Should you fall asleep while going around Metro Manila, and wake up in the middle of Escriva Street in the sideskirts of the Ortigas business district, you might be inclined to check if you’re still in the Philippines. I haven’t been to this side street for quite a while, but I don’t remember it to be a place that comes to life during weekends back in the mid-200o’s, the last time I could recall passing by the place during evening.
I had very recently returned to Escriva one weekend evening, and the place was no longer as sleepy as I seemed to remember it. Brightly lit signages now illuminate the street at night…however…it’s not in English. Signs in Hangul now line the length of the street (and some don’t even have English translations), you might think you’re in some back street in Seoul, if you were to pass out somewhere and suddenly regain consciousness there.
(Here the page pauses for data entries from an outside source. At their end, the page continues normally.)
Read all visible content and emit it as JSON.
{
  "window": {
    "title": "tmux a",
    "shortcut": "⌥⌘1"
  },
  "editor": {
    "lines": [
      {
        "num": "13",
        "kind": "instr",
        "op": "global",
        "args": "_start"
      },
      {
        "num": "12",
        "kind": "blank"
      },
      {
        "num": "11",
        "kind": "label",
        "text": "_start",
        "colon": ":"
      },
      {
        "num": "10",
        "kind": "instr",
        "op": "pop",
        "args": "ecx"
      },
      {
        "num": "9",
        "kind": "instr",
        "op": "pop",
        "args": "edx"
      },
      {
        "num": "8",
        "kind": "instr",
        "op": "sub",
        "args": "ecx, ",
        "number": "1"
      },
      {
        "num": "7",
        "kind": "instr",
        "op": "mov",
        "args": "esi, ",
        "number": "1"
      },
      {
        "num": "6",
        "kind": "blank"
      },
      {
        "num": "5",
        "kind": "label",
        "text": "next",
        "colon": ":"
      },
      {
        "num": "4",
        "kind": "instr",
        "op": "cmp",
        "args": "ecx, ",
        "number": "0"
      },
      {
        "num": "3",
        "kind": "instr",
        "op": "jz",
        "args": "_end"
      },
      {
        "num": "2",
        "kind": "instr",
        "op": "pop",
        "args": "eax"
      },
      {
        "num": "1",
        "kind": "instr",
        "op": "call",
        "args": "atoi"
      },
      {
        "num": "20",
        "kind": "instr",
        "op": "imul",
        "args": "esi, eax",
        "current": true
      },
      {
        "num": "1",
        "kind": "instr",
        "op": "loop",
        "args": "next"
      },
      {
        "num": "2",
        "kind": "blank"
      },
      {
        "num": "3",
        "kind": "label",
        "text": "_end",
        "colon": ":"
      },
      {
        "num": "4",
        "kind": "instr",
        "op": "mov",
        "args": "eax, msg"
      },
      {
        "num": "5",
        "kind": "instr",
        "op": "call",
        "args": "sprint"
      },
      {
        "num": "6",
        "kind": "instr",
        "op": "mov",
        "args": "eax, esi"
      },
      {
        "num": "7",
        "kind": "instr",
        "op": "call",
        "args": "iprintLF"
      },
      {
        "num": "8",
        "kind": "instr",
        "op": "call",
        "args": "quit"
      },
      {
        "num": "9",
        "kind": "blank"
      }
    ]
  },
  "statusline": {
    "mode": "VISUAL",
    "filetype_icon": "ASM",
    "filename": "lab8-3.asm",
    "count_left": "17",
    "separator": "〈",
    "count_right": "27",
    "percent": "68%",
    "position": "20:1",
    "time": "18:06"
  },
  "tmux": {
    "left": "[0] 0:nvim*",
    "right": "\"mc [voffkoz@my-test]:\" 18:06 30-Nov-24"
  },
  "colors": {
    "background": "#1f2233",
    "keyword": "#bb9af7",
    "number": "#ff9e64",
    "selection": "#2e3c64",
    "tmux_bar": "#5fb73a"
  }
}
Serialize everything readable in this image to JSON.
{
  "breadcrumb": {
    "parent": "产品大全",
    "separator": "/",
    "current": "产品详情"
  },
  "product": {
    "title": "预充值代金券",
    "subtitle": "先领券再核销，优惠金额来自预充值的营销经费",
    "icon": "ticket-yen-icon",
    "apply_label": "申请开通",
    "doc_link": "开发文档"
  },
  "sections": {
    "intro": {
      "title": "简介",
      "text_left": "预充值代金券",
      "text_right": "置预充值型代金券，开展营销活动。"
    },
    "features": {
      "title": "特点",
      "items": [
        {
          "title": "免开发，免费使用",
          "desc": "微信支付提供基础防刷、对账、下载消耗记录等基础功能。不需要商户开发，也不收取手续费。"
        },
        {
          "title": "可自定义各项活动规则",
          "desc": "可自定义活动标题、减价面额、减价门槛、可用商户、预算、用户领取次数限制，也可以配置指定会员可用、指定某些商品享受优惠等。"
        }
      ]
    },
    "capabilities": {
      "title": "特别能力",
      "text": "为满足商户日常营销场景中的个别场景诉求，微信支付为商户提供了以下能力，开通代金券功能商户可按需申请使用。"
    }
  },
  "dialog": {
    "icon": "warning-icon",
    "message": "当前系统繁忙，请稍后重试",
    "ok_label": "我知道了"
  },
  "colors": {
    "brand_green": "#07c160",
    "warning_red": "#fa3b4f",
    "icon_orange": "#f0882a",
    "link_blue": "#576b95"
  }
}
We were looking for good a Korean restaurant that evening, and research on the net led us to a place along the street called Jang Ga Nae. As we turned the corner at Escriva, I was worried we wouldn’t find it since many of the restaurants there had names written only in the Hangul alphabet, but thankfully this one was also written in English letters. It was a bit farther away from the the main street (Shaw Boulevard) than the others though.
Jang Ga Nae was a simple place. It is large yes – it can seat a lot of people, but it definitely is not fancy. It gives the feel of a large “mom and pop” store , and it does look like the family owning it is running it directly – manning the counters and supervising the dining floor. Food is served in melaware, unless it requires a pot or a hot plate, and the silverware and glasses are as basic as they get…definitely not Gangnam-style (Gangnam is a posh and expensive district in Seoul).
The food though, is surprisingly good. The place itself was almost full when we went in, with a good mix of Koreans and Filipinos, and no wonder. Like any Korean meal, they served us the “banchan” (side dishes) first, but here it seems like they serve banchan with a vengeance. I haven’t seen any place in the country more generous with their servings of the little dishes. Just treat banchan as what it is though – side dishes that accompany the main meal – and not as hors d’oeuvres, otherwise no banchan in the world will ever be enough.
It didn’t take a lot of time though before our main orders arrived. Service in the restaurant is actually pretty quick, given the number of diners they were serving that evening (there were barely any empty seats). Their staff are also fast, attentive and “nice” to the customers, and don’t make you feel like you owe them for their service.
We ordered the our usual selection of “safe” Korean dishes – Galbi Tang (beef stew), Japchae (glass noodles), and Sam Kyup Sal (grilled pork). But since I wanted something a bit spicy that evening, we added Ojingoh Bokkum (spicy squid).
The Japchae was as good as any (it’s hard to find Japchae that we won’t like), but what I consider the highlights are the Galbi Tang and the Sam Kyup Sal. The Galbi Tang (or Kalbi Tang in some places) was very tender, and the soup and meat were very flavorful. It was almost like eating a perfectly cooked Filipino “bulalo”, but without the bone marrow and with some more flavorings in the soup. The Sam Kyup Sal was also really really good. Each strip of meat was cooked just about right, not raw yet not dry, and each bite seemed to coat the tongue with a subtle but delightful flavor. What made it even better was that apart from the lettuce (which you wrap around the meat ), they also have mint leaves, giving a refreshing aftertaste to each mouthful. They are also the only Korean resto I know that “refills” your plate of lettuce once you run out. The spicy squid was also good, though not particularly something to die for. It is however a good choice if you crave for some heat in the mouth.
Overall, I would say this would definitely NOT be that last time we’d visit this place. In terms of quality of service, the place could run rings around some large mall based restaurants which charge almost double the price. The place is also pretty approachable for a “real” Korean restaurant. A lot of Filipinos still find the “real” ones intimidating, especially where there’s no English signage, but Jang Ga Nae hits the right balance between giving the “authentic” feel while still being approachable for the average “pinoy”, and their local staff will make you feel right at home the moment you open their door. And the food, yes the food, is just so good – it turned our family into instant fans. And, best of all, all of that came at a price that would make dining at a mall look ridiculously extravagant. This is dining, Escriva-style.
*Photos taken October 2012, with Olympus E420 and Zuiko 14-54mm f2.8-3.5.